[Page and application data records]
%%
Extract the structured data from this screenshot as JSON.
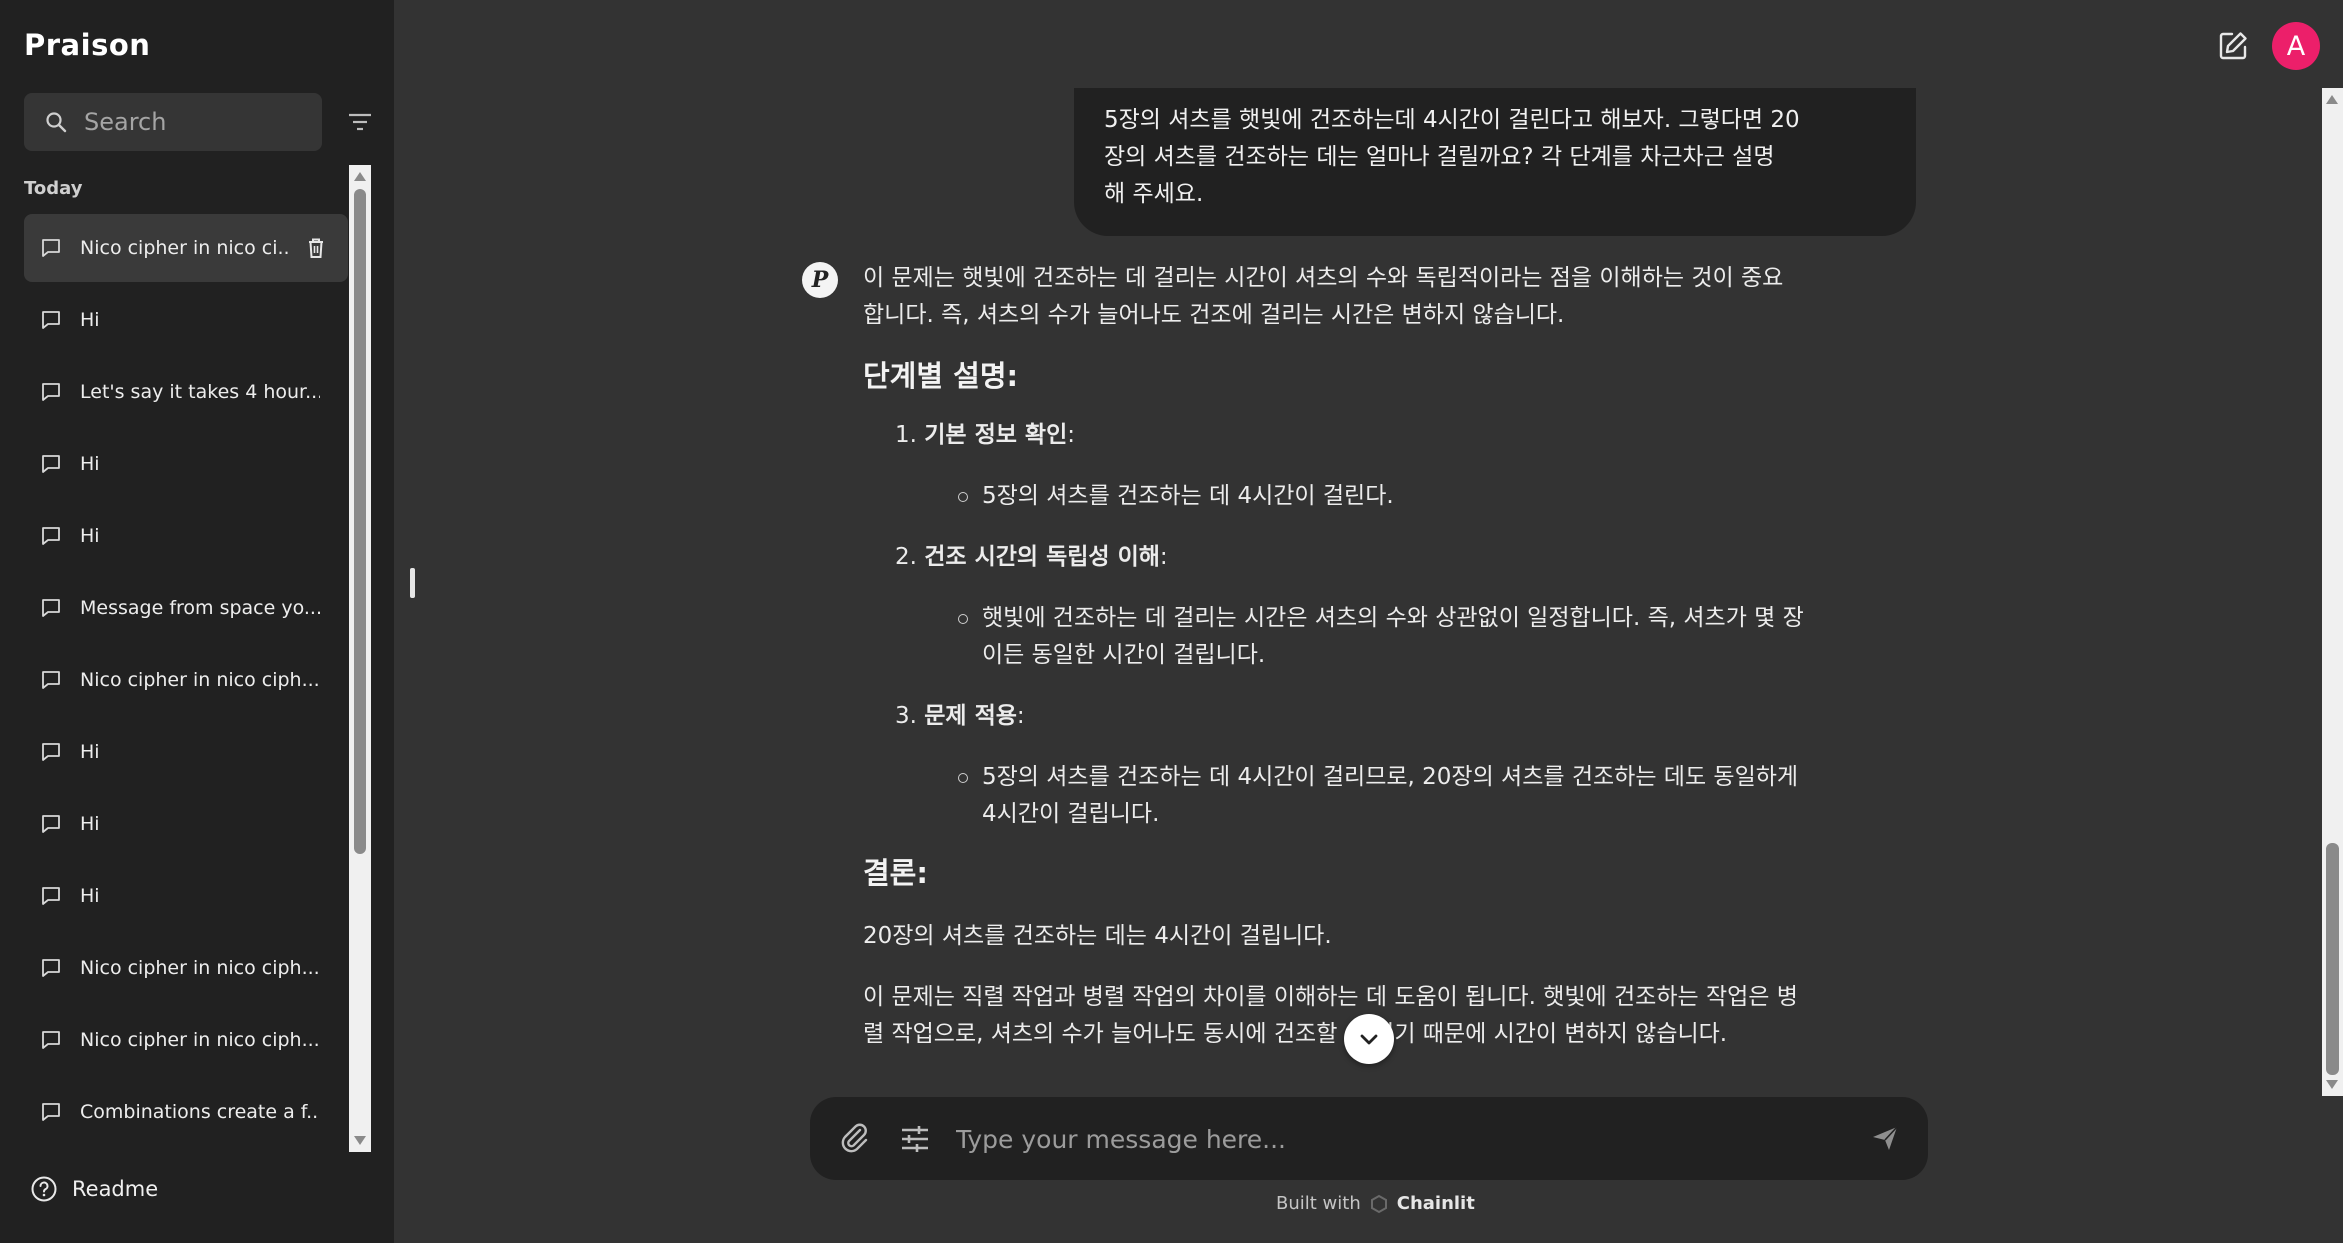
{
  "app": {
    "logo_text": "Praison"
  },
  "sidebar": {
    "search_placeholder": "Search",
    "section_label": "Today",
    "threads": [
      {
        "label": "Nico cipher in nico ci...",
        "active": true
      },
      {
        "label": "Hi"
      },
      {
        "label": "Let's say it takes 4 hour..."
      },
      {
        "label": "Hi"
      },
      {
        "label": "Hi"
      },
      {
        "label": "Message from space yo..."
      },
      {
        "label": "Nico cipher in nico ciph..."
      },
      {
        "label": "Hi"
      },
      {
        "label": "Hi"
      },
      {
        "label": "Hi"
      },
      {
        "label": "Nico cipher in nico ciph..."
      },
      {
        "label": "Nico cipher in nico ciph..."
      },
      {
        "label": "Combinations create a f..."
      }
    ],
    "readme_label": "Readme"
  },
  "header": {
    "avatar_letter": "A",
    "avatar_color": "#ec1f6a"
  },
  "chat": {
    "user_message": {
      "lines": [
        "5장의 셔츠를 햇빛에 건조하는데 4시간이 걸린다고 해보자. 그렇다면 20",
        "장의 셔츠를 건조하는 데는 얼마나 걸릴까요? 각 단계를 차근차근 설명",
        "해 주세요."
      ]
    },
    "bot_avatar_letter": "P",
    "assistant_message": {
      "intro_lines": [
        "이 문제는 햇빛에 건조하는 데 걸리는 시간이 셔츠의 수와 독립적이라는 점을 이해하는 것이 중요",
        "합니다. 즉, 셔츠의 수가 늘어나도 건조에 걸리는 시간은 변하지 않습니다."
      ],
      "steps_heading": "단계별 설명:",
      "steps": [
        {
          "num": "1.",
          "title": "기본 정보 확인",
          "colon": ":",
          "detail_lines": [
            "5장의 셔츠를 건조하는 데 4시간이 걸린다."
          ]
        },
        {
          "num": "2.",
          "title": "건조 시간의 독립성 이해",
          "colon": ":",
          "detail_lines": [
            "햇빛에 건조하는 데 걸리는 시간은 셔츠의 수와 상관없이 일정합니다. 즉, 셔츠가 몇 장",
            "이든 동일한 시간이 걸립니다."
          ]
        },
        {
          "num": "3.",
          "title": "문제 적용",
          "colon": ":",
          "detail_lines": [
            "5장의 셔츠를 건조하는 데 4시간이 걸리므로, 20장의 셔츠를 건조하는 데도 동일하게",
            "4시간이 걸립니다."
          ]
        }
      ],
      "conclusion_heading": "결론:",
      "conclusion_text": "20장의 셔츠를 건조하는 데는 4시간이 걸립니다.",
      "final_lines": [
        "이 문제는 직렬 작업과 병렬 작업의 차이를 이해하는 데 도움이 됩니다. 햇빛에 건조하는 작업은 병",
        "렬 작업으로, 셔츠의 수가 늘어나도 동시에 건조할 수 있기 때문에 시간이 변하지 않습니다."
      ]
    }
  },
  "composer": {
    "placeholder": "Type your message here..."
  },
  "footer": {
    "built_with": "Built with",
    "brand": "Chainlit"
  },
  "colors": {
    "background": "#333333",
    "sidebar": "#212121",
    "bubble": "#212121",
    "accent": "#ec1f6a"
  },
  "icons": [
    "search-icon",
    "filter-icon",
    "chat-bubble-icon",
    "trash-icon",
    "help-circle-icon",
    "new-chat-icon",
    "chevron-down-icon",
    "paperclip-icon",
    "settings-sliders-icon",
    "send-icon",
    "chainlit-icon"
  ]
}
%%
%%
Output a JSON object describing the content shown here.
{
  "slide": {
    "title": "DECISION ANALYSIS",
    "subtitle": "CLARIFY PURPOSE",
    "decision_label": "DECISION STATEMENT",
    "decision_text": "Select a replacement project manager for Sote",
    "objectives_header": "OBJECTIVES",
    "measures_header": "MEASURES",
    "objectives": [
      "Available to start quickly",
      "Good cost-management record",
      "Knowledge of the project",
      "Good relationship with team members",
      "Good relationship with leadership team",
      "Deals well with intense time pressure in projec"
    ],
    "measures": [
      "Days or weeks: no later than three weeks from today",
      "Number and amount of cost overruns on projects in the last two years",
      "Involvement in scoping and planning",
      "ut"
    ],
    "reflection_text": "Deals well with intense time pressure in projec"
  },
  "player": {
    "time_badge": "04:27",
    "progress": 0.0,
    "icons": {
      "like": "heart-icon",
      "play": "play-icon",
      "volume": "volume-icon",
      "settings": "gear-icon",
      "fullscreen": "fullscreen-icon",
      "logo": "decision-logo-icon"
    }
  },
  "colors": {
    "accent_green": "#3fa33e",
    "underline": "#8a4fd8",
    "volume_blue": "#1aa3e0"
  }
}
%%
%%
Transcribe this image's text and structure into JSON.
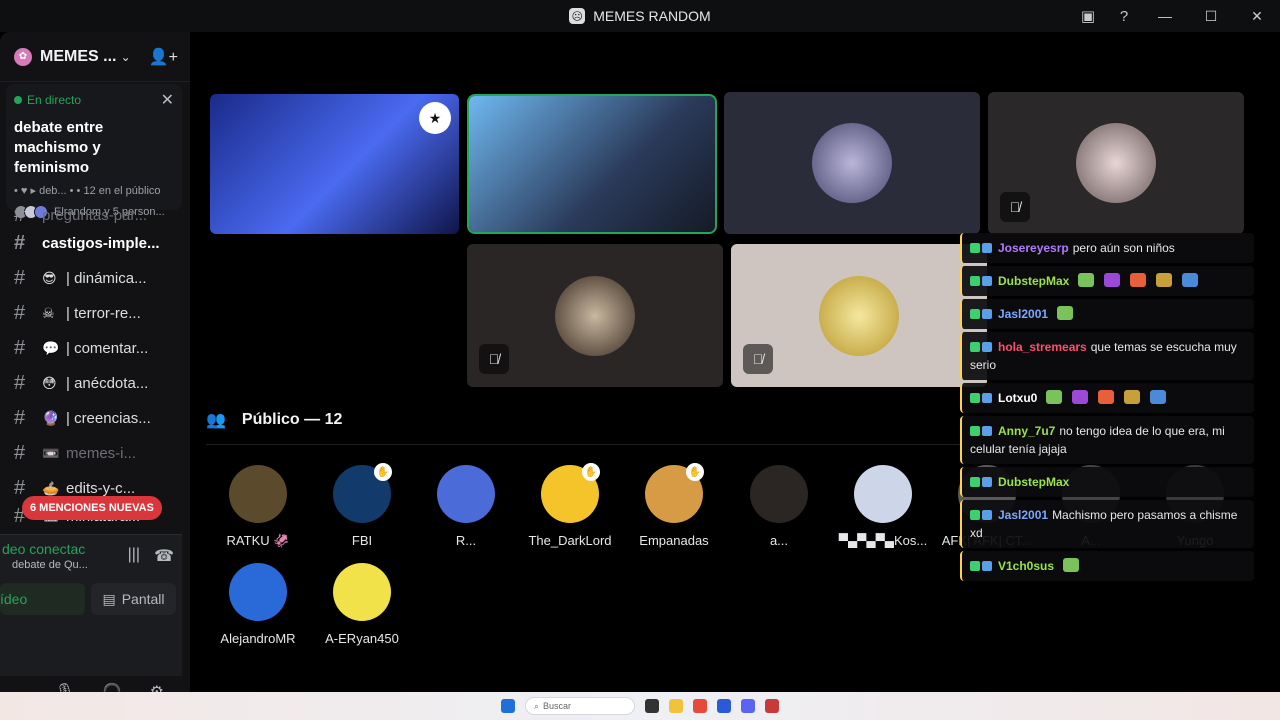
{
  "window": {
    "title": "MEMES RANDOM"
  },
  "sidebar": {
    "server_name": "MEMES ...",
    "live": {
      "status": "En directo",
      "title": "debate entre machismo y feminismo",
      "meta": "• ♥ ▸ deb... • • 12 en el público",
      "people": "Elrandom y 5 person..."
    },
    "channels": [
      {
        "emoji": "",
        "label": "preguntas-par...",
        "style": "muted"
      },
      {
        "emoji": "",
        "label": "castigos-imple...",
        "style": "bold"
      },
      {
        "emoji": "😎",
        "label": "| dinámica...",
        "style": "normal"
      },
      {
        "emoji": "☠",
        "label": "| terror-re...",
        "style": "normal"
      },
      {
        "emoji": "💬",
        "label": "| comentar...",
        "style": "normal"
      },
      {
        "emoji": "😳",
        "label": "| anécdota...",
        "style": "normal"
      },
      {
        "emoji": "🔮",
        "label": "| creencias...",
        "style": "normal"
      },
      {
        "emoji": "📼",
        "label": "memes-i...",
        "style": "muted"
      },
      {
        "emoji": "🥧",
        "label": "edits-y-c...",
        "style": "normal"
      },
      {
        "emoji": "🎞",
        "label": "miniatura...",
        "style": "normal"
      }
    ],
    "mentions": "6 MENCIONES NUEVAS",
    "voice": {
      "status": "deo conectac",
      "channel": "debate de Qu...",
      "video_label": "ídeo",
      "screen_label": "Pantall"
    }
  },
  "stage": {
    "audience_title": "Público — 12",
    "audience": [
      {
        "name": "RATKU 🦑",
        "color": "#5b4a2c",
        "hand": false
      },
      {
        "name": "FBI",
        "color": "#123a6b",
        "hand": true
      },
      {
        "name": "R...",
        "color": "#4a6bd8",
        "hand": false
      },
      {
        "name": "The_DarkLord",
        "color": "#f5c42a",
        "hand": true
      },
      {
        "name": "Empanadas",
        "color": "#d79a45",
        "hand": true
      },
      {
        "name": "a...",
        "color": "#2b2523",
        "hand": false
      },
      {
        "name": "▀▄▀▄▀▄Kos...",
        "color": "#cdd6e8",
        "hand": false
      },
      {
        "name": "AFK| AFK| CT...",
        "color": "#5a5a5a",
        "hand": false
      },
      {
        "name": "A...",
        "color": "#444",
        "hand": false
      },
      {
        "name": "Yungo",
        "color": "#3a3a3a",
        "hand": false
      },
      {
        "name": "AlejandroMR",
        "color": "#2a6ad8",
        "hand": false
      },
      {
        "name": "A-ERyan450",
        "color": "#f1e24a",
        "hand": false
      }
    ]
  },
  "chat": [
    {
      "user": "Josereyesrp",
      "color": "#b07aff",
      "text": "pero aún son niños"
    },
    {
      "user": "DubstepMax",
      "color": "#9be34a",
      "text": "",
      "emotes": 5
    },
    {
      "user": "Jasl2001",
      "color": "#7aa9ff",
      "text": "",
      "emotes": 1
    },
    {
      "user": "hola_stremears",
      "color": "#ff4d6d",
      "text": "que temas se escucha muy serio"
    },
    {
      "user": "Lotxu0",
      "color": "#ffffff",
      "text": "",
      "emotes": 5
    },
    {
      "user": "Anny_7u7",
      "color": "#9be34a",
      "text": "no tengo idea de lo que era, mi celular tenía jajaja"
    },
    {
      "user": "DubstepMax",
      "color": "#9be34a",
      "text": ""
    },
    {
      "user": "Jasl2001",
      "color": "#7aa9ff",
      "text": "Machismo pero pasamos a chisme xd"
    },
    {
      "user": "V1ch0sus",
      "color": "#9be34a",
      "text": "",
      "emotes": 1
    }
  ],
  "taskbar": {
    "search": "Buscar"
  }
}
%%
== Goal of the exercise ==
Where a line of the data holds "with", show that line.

== The completed task ==
    "built_with": "Built with",
      "Good relationship with team members",
      "Good relationship with leadership team",
      "Deals well with intense time pressure in projec"
    "reflection_text": "Deals well with intense time pressure in projec"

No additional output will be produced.